Not a lot of things had happened in the past few days, no thanks to the non-stop pouring of the rain. But then again, thank you to the non-stop pouring of the rain for resuscitating my plants. It’s appreciated.
Alongside the rain comes the tendency to reflect; to think about life. Thus this random but actually significant inquiry. I have always thought about the reason behind the question why God created fruits and vegetables with a great number of seeds. Here’s my attempt to answer my own question: much like humans, they are used to multiply — for the survival of the species. However, people tend to give importance to our gonads, and not that of the plantae counterpart. Would you ‘throw away’ your sperm? Or egg? No. Then why would you throw away seeds? There is a special purpose behind seeds and my interaction with the rain helped me realize that. God created seeds for man to plant to sustain life.
In the book of Matthew, or in any of the Gospels, there is one parable about sowing. Chapter 13 of the book says that “A farmer went out to sow his seed.” The whole parable teaches a really good lesson but what makes me think is why make use of a farmer as a character. Maybe because a farmer has the noble intention of nurturing to sustain either himself, his family or a community. Much like what God wants us to be like. The only difference is, the abundance of produce will depend on the choice of soil we plant in and the type of farmer we want to be (in attitude and intention).
God → fruit/vegetable → man → seeds → plant → sustainability
Again, it’s that word. Sustainability. Why pay for fruits or vegetables when you can grow them yourselves? Trust me, you can fill a piggy bank with your savings when you start growing your own produce. Your only investment? Soil, water and patience.

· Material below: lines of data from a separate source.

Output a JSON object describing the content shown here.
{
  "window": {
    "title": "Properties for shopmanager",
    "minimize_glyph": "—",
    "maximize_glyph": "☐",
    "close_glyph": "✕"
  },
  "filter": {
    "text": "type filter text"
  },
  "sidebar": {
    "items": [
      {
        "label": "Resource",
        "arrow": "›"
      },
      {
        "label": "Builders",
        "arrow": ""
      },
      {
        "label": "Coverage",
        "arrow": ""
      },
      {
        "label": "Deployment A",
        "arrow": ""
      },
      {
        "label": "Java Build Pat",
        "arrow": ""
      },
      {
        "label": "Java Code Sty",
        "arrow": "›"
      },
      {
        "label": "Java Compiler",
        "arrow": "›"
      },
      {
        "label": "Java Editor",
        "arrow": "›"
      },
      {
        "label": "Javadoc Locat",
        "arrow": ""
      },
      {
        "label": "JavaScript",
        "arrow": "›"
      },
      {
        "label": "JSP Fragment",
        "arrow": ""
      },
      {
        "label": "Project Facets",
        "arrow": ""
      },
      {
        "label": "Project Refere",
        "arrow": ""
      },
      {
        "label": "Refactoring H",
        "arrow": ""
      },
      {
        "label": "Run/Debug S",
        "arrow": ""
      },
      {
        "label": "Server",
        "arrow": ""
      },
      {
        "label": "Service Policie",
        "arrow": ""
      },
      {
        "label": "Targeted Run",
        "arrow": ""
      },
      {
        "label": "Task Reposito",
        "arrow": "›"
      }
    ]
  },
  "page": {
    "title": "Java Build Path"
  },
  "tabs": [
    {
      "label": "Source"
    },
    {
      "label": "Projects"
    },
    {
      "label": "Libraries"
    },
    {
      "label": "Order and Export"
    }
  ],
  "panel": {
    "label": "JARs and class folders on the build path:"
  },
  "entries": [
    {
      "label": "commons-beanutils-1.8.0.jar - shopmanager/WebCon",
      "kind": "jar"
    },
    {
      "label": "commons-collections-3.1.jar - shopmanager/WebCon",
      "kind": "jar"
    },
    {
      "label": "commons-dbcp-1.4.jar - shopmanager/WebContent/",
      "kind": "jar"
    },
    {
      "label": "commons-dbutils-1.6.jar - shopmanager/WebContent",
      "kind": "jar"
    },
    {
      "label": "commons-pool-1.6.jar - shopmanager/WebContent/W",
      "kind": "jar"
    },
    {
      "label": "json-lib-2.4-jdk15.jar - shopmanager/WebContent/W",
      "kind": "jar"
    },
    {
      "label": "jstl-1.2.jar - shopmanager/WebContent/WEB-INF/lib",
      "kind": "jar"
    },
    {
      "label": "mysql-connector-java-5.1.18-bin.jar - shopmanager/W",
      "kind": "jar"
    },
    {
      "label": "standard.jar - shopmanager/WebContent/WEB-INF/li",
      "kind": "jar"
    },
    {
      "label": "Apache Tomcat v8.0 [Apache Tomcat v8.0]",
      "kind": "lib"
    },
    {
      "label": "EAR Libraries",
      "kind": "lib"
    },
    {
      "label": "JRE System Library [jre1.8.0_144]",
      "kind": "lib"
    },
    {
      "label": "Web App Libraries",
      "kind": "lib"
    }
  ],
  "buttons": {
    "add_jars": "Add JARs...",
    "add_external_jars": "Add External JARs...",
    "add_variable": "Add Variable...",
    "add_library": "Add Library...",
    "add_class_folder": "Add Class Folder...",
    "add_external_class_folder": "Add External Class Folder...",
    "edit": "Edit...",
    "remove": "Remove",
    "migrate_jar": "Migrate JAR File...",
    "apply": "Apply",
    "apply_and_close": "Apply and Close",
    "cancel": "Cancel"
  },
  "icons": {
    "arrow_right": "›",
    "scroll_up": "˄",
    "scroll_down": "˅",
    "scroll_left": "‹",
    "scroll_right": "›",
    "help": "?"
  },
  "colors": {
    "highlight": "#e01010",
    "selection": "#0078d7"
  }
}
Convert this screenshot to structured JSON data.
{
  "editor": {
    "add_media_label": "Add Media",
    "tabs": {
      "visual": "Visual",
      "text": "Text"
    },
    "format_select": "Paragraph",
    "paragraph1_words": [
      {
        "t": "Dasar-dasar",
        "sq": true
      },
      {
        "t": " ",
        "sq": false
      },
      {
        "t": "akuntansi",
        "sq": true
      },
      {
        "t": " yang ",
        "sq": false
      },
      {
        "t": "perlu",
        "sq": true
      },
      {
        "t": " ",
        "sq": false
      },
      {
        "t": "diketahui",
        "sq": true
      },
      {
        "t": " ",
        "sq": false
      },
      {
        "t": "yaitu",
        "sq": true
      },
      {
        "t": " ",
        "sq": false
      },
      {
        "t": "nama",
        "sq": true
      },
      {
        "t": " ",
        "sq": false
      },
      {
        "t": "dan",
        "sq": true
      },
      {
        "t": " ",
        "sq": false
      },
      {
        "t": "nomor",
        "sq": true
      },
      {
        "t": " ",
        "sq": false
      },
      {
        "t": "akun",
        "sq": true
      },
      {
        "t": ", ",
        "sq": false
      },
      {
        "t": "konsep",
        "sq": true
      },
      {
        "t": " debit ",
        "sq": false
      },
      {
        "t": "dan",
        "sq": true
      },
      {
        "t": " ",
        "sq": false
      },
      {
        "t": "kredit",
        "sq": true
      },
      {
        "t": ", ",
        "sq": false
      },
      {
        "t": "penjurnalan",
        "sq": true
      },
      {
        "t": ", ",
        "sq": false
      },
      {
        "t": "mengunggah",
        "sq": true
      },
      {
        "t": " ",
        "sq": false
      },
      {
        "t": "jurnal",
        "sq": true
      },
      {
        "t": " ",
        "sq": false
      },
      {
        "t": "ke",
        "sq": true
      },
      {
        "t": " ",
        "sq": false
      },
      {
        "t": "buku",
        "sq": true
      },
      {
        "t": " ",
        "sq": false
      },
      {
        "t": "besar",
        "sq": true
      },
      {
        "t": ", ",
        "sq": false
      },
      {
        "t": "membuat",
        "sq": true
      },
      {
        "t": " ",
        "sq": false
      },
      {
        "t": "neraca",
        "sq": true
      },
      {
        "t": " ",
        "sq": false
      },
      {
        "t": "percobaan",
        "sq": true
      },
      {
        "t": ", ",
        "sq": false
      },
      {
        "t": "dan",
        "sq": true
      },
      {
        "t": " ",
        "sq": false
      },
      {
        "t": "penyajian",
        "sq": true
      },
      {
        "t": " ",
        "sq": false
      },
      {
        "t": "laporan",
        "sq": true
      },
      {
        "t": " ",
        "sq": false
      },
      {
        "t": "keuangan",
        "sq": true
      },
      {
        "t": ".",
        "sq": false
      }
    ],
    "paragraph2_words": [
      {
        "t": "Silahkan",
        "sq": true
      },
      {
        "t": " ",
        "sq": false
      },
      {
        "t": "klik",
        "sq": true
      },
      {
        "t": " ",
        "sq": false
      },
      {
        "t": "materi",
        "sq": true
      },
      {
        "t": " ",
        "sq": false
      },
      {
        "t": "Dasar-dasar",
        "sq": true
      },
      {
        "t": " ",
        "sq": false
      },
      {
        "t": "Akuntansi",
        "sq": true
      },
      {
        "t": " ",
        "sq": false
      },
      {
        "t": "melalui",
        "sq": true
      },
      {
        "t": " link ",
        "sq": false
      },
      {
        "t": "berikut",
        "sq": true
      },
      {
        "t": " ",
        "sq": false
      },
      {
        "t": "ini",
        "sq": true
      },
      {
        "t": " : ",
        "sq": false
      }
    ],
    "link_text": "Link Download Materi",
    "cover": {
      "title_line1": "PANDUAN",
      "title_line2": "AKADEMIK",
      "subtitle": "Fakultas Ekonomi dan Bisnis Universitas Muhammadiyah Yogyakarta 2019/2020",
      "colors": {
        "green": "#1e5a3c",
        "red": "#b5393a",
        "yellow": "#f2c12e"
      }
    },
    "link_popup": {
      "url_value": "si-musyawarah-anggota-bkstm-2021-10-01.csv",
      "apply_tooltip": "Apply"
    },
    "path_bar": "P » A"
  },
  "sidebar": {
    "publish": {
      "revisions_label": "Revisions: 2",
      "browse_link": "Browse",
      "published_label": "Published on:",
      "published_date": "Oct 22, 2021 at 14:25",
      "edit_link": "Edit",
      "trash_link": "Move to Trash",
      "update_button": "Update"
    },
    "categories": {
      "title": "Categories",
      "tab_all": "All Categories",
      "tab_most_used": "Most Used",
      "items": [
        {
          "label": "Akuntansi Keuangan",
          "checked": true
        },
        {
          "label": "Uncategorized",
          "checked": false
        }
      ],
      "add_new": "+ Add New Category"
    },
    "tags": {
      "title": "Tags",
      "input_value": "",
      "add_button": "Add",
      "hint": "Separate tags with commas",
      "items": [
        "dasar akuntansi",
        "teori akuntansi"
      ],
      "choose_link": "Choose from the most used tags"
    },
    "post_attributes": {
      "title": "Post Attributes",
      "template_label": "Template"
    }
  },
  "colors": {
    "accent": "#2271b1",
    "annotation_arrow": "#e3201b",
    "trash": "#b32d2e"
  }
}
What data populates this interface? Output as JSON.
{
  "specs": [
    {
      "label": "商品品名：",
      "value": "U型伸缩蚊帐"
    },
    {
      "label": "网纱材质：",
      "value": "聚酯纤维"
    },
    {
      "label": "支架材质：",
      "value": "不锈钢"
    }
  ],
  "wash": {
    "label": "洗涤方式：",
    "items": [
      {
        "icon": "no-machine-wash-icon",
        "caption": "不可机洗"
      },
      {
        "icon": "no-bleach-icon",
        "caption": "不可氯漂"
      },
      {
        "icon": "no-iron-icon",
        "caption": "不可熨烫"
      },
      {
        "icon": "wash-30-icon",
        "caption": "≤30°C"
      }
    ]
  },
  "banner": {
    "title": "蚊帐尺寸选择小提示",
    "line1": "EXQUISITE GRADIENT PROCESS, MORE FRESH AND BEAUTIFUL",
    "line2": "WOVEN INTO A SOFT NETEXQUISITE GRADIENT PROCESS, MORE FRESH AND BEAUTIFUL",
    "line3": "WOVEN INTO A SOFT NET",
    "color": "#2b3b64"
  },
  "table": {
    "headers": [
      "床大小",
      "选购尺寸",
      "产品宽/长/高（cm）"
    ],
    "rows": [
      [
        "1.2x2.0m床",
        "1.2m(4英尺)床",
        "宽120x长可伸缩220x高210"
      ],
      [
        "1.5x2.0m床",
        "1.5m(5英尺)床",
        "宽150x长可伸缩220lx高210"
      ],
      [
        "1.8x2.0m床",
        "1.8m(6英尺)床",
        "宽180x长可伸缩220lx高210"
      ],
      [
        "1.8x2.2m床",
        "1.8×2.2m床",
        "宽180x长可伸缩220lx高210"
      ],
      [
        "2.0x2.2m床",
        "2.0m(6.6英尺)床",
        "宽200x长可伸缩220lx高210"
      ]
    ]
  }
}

You might think that I am only talk. Nope. I did a lot of planting for the past 2 days. I researched how to make an SIP (self-irrigating planter) so that the plant is watered from the roots. I used what I had in the garden (seeding trays and cotton) to start germinating some seeds. I planted a lot of vegetables: chili pepper, jalapeño pepper, habanero pepper, pimiento pepper, cherry and regular tomatoes; herbs: basil and dill; papaya and, just to try, salvia (an annual). I placed the trays in their own trays where I just have to pour water into then the cotton will act as a wick to bring the water into the soil. I wrapped the surface with plastic wrap to keep the area moist.
Stay tuned and we’ll find out together if I am successful in growing my own vegetables.